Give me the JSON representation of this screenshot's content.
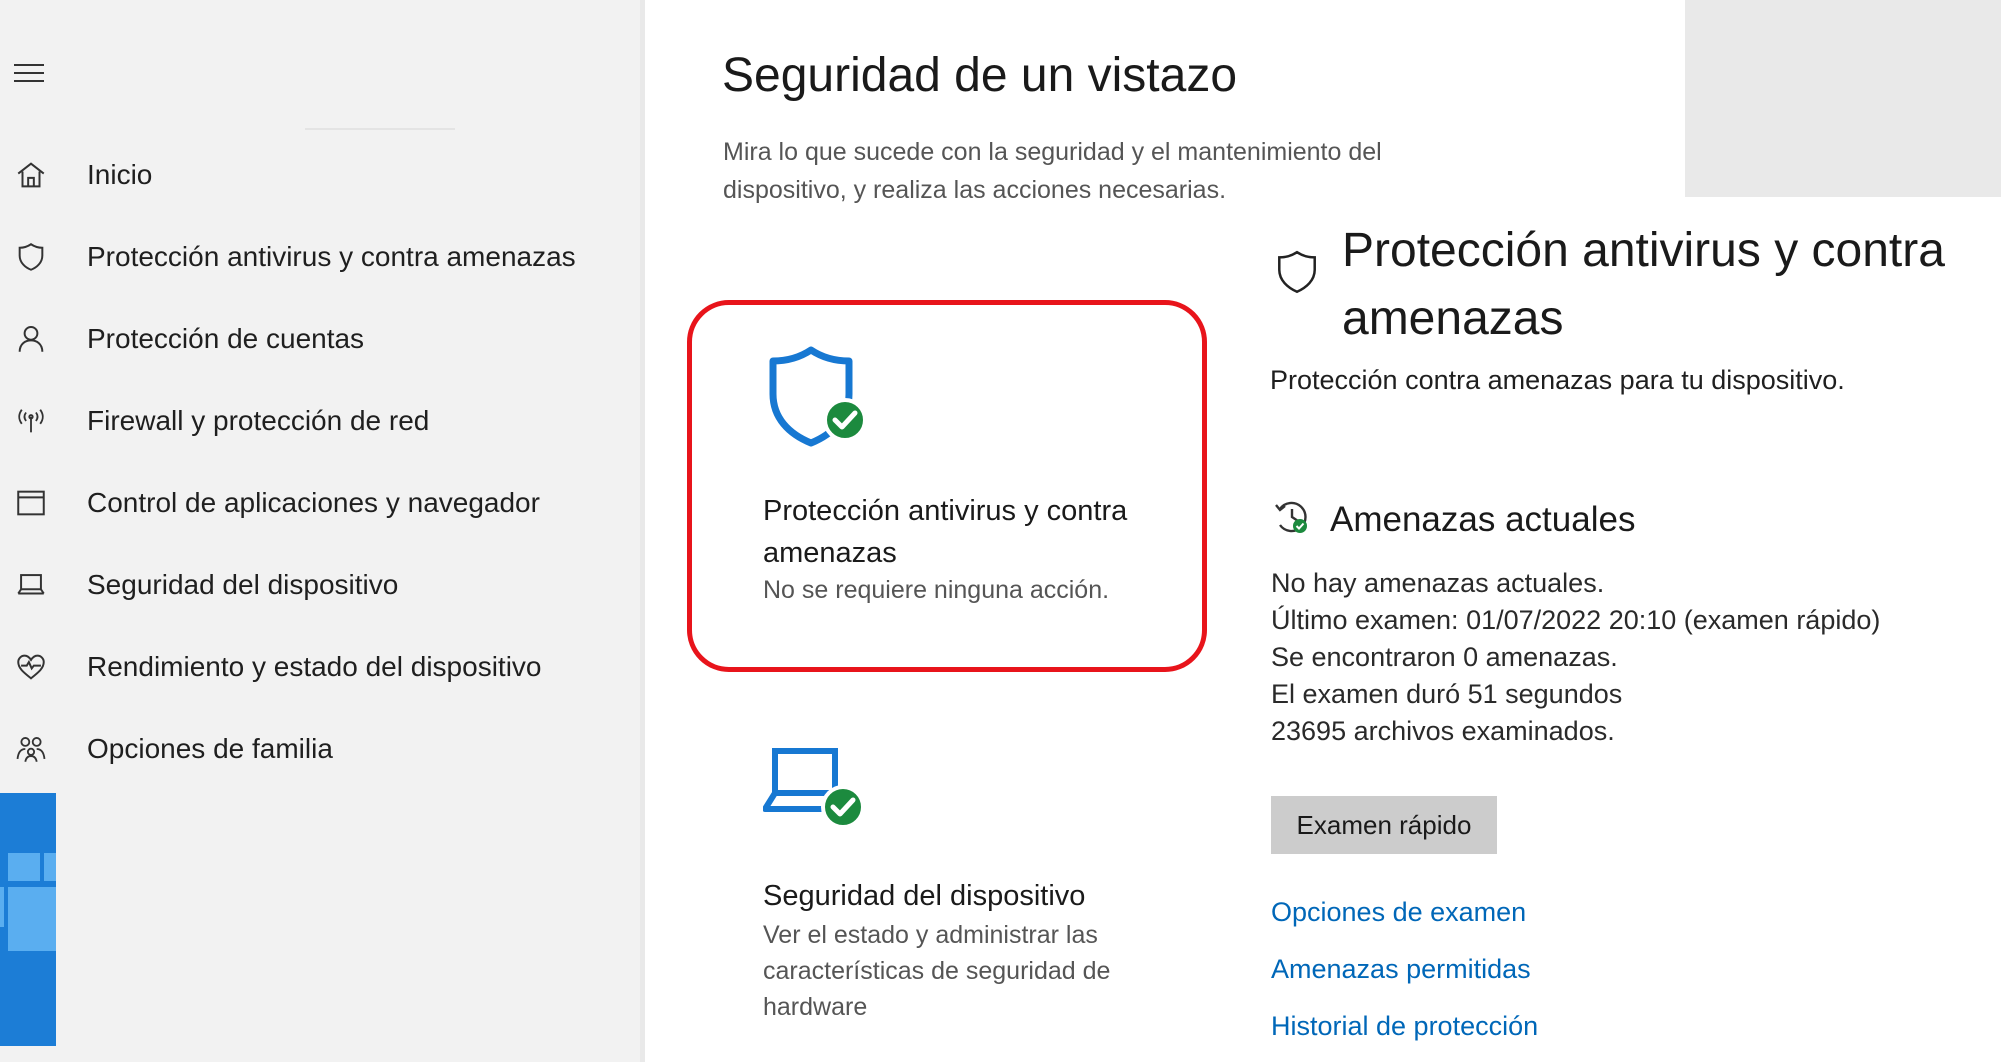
{
  "nav": {
    "items": [
      {
        "label": "Inicio",
        "icon": "home-icon"
      },
      {
        "label": "Protección antivirus y contra amenazas",
        "icon": "shield-icon"
      },
      {
        "label": "Protección de cuentas",
        "icon": "person-icon"
      },
      {
        "label": "Firewall y protección de red",
        "icon": "wifi-icon"
      },
      {
        "label": "Control de aplicaciones y navegador",
        "icon": "app-window-icon"
      },
      {
        "label": "Seguridad del dispositivo",
        "icon": "laptop-icon"
      },
      {
        "label": "Rendimiento y estado del dispositivo",
        "icon": "heart-icon"
      },
      {
        "label": "Opciones de familia",
        "icon": "family-icon"
      }
    ]
  },
  "main": {
    "title": "Seguridad de un vistazo",
    "subtitle_line1": "Mira lo que sucede con la seguridad y el mantenimiento del",
    "subtitle_line2": "dispositivo, y realiza las acciones necesarias.",
    "cards": [
      {
        "title_line1": "Protección antivirus y contra",
        "title_line2": "amenazas",
        "status": "No se requiere ninguna acción.",
        "icon": "shield-check-icon"
      },
      {
        "title": "Seguridad del dispositivo",
        "desc_line1": "Ver el estado y administrar las",
        "desc_line2": "características de seguridad de",
        "desc_line3": "hardware",
        "icon": "laptop-check-icon"
      }
    ]
  },
  "detail": {
    "title_line1": "Protección antivirus y contra",
    "title_line2": "amenazas",
    "subtitle": "Protección contra amenazas para tu dispositivo.",
    "section_title": "Amenazas actuales",
    "lines": [
      "No hay amenazas actuales.",
      "Último examen: 01/07/2022 20:10 (examen rápido)",
      "Se encontraron 0 amenazas.",
      "El examen duró 51 segundos",
      "23695 archivos examinados."
    ],
    "quick_scan_label": "Examen rápido",
    "links": [
      "Opciones de examen",
      "Amenazas permitidas",
      "Historial de protección"
    ]
  },
  "colors": {
    "accent_blue": "#0067b8",
    "icon_blue": "#1778d2",
    "check_green": "#1c8a3e",
    "highlight_red": "#e8141b"
  }
}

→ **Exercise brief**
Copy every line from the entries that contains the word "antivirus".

→ **Result**
        "label": "Protección antivirus y contra amenazas",
        "title_line1": "Protección antivirus y contra",
    "title_line1": "Protección antivirus y contra",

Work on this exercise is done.